*** Opening of Dataset content ***

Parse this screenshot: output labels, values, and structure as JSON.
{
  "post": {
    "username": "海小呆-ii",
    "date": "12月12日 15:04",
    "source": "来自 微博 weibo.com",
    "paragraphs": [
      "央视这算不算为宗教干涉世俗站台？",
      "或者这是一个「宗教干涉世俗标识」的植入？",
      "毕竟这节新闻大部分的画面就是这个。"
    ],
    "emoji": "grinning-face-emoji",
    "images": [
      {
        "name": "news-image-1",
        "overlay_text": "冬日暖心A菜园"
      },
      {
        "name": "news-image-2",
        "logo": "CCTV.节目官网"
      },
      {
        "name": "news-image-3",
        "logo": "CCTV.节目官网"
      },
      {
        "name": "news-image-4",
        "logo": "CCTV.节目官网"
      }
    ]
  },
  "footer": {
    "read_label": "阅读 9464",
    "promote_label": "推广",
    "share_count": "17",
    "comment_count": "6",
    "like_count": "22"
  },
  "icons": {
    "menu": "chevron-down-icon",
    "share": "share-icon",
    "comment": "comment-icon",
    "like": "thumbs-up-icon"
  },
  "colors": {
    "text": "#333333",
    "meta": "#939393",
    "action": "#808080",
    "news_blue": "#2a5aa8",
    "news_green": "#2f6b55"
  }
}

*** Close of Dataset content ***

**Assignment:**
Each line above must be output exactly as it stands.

**Response area:**
Parse this screenshot: output labels, values, and structure as JSON.
{
  "post": {
    "username": "海小呆-ii",
    "date": "12月12日 15:04",
    "source": "来自 微博 weibo.com",
    "paragraphs": [
      "央视这算不算为宗教干涉世俗站台？",
      "或者这是一个「宗教干涉世俗标识」的植入？",
      "毕竟这节新闻大部分的画面就是这个。"
    ],
    "emoji": "grinning-face-emoji",
    "images": [
      {
        "name": "news-image-1",
        "overlay_text": "冬日暖心A菜园"
      },
      {
        "name": "news-image-2",
        "logo": "CCTV.节目官网"
      },
      {
        "name": "news-image-3",
        "logo": "CCTV.节目官网"
      },
      {
        "name": "news-image-4",
        "logo": "CCTV.节目官网"
      }
    ]
  },
  "footer": {
    "read_label": "阅读 9464",
    "promote_label": "推广",
    "share_count": "17",
    "comment_count": "6",
    "like_count": "22"
  },
  "icons": {
    "menu": "chevron-down-icon",
    "share": "share-icon",
    "comment": "comment-icon",
    "like": "thumbs-up-icon"
  },
  "colors": {
    "text": "#333333",
    "meta": "#939393",
    "action": "#808080",
    "news_blue": "#2a5aa8",
    "news_green": "#2f6b55"
  }
}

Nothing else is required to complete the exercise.